[Dataset rows for apps and sites]
[Start of Attachment]
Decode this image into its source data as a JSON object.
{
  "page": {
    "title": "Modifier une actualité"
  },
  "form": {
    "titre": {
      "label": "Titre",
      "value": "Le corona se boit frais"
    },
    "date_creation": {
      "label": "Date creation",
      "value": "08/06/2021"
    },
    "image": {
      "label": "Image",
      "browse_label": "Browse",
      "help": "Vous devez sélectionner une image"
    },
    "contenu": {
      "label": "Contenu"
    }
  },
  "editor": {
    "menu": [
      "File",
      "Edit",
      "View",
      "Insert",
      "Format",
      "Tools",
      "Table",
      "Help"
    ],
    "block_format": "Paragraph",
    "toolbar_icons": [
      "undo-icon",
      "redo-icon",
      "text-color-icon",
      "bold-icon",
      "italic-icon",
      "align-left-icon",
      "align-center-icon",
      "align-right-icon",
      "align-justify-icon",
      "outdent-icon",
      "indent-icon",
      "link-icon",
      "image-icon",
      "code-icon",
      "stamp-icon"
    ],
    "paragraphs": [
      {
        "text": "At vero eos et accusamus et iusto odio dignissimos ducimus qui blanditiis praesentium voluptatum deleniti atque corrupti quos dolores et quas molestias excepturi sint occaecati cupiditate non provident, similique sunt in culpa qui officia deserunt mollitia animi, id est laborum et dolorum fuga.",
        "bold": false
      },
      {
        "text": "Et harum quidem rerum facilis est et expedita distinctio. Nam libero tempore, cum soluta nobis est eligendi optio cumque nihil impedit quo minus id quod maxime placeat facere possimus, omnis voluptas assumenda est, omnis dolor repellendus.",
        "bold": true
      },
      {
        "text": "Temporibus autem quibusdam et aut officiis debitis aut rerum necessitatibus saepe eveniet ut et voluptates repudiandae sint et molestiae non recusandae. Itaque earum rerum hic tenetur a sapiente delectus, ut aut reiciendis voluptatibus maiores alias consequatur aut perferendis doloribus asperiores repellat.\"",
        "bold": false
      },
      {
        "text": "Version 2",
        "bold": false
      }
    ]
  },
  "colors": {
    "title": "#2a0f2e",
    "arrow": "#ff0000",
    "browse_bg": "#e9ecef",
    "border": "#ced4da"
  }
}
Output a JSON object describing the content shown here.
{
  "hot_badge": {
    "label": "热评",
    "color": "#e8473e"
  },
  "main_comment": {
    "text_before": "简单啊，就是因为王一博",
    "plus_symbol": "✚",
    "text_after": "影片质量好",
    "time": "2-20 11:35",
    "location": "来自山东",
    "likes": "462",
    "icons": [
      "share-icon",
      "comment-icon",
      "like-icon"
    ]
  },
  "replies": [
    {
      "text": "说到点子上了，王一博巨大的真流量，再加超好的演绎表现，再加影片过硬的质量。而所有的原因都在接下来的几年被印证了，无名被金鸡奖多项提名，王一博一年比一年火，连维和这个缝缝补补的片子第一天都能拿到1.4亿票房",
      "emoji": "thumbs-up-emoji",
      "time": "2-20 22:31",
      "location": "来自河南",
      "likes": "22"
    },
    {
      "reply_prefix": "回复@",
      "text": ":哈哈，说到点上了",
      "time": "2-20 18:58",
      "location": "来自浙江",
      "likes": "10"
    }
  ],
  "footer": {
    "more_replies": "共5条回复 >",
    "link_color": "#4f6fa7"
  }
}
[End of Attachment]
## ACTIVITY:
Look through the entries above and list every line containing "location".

## RESULT OF THE EXERCISE:
    "location": "来自山东",
      "location": "来自河南",
      "location": "来自浙江",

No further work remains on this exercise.